▶ [What you are asked to do]:
Only lines that contain the string "dBFS" should be returned from the material below.

▶ [Records for the task]:
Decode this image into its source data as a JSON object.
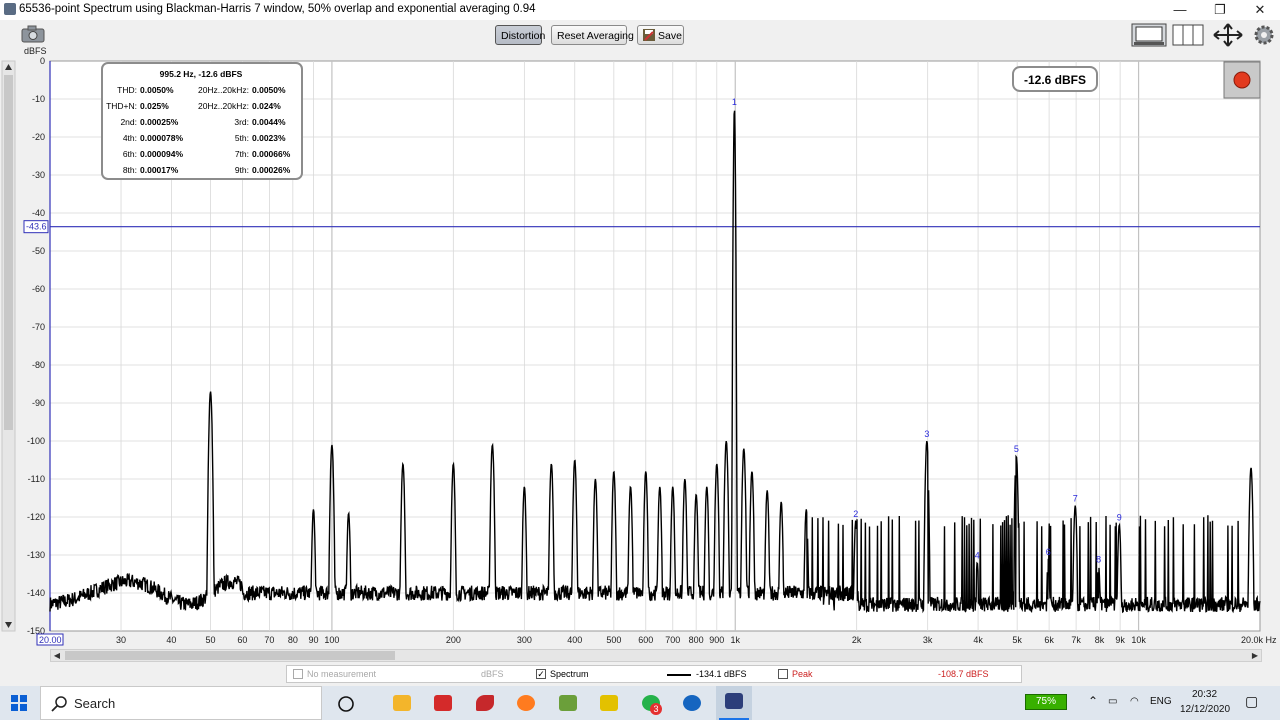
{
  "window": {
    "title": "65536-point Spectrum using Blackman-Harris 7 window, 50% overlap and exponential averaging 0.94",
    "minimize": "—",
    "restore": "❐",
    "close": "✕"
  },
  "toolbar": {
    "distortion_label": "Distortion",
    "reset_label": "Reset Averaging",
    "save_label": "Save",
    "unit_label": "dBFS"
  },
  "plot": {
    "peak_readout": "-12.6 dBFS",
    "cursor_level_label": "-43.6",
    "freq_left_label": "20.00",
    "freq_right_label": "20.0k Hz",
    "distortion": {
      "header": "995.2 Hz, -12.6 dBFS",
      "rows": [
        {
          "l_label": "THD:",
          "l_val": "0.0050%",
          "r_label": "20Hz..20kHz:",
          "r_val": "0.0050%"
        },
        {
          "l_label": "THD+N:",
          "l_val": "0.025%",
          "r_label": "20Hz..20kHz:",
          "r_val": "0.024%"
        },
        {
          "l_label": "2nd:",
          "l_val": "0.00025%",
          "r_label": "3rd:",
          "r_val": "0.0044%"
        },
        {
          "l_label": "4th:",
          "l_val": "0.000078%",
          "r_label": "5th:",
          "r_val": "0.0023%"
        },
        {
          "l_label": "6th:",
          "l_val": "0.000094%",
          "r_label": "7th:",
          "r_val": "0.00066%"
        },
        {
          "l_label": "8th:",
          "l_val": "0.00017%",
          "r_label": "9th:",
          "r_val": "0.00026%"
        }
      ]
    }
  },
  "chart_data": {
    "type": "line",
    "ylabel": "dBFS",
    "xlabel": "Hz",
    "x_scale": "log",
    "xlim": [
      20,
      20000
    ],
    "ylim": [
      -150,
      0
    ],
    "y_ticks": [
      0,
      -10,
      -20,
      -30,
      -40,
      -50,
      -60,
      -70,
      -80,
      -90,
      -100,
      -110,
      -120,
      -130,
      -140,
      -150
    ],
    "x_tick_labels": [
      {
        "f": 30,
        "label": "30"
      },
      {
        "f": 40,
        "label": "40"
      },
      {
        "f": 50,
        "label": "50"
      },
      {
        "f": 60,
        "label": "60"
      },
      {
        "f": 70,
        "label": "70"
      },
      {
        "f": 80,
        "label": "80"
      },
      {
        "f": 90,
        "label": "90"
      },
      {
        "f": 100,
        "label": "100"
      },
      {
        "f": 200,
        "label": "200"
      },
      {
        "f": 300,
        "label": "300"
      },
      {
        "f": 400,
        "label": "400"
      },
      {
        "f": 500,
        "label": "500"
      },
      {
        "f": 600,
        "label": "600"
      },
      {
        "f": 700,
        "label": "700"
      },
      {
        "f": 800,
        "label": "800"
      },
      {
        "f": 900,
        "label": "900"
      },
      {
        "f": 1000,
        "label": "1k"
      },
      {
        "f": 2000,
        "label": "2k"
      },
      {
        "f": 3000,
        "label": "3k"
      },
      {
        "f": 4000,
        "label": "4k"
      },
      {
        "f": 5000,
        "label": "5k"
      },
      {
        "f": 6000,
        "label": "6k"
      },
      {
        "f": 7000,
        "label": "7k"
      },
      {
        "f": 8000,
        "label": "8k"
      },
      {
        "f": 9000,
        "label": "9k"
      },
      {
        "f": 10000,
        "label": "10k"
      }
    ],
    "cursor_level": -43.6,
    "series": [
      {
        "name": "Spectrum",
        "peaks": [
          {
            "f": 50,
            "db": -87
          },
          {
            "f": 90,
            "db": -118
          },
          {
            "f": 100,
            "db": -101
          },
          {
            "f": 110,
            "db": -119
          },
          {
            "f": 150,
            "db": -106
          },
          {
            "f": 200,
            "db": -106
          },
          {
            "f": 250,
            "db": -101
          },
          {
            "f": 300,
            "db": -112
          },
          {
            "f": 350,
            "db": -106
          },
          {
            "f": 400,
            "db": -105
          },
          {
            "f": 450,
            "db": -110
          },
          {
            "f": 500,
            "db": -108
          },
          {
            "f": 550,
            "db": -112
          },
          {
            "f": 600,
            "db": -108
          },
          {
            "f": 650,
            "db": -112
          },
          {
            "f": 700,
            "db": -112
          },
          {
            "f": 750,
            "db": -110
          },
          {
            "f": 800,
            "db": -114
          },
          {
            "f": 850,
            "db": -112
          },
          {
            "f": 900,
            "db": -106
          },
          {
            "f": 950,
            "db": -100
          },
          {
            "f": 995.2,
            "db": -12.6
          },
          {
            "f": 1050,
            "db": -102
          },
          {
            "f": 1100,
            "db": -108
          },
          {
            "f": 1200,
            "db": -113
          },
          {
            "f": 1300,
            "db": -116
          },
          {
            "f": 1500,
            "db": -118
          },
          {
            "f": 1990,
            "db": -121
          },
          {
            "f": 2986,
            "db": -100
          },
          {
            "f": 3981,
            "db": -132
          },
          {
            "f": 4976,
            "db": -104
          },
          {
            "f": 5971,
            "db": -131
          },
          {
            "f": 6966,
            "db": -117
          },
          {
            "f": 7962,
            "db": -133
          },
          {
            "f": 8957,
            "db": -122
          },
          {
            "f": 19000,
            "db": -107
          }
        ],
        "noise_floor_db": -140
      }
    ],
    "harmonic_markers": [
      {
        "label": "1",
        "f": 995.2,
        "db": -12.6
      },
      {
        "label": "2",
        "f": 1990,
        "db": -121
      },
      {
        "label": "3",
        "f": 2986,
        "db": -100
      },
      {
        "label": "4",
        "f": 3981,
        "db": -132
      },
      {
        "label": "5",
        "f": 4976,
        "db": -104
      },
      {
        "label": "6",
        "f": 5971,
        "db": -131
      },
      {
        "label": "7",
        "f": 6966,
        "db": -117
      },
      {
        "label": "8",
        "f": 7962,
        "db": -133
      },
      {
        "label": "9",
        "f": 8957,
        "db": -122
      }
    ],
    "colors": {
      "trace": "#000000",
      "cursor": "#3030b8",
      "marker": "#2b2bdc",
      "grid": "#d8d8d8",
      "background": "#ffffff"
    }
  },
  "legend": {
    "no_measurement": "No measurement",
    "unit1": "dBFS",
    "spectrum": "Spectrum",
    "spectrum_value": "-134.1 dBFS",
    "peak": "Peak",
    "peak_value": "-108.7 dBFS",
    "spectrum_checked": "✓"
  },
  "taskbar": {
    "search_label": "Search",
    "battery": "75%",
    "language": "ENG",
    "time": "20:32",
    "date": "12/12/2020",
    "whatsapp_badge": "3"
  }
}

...

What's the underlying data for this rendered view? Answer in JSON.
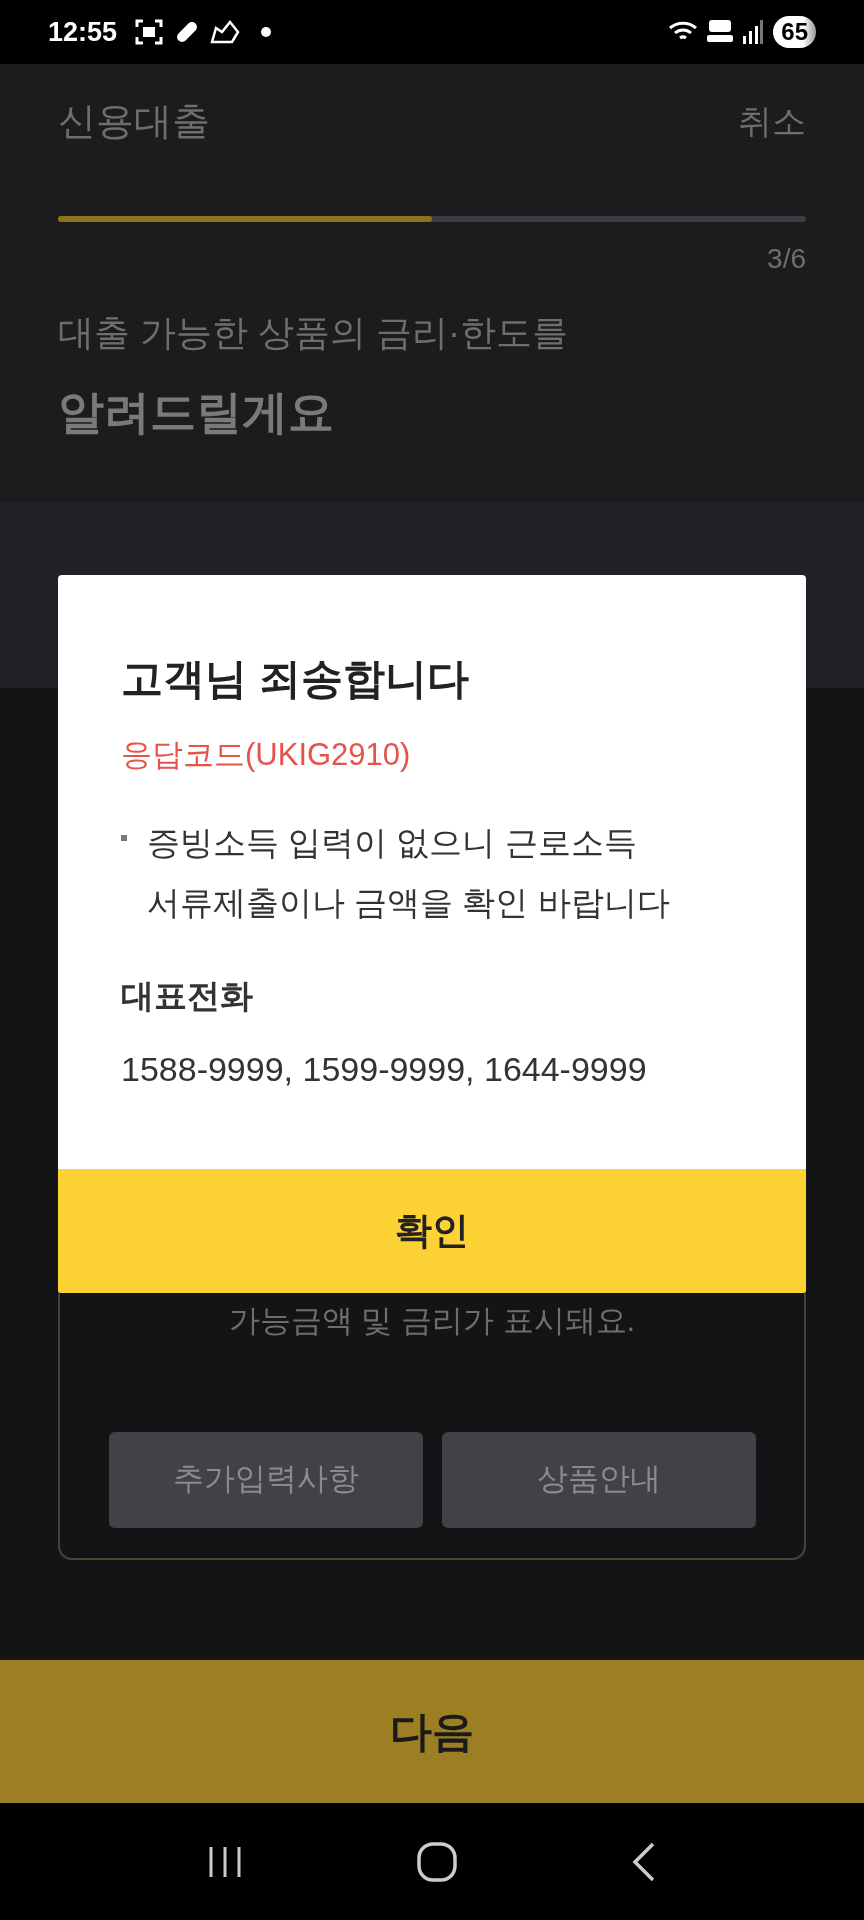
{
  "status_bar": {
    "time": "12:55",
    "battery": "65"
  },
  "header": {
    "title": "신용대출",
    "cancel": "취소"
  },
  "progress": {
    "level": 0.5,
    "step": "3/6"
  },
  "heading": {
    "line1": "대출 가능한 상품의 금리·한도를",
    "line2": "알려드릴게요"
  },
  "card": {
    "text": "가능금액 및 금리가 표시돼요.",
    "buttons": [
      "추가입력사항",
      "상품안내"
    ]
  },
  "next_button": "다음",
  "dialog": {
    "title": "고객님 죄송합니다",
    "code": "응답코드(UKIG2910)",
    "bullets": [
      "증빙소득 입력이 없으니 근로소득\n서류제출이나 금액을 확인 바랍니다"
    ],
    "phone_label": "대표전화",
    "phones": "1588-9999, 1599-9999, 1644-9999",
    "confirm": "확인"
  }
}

▶ [Solution to this task]:
    "unit_label": "dBFS"
    "peak_readout": "-12.6 dBFS",
      "header": "995.2 Hz, -12.6 dBFS",
    "ylabel": "dBFS",
    "unit1": "dBFS",
    "spectrum_value": "-134.1 dBFS",
    "peak_value": "-108.7 dBFS",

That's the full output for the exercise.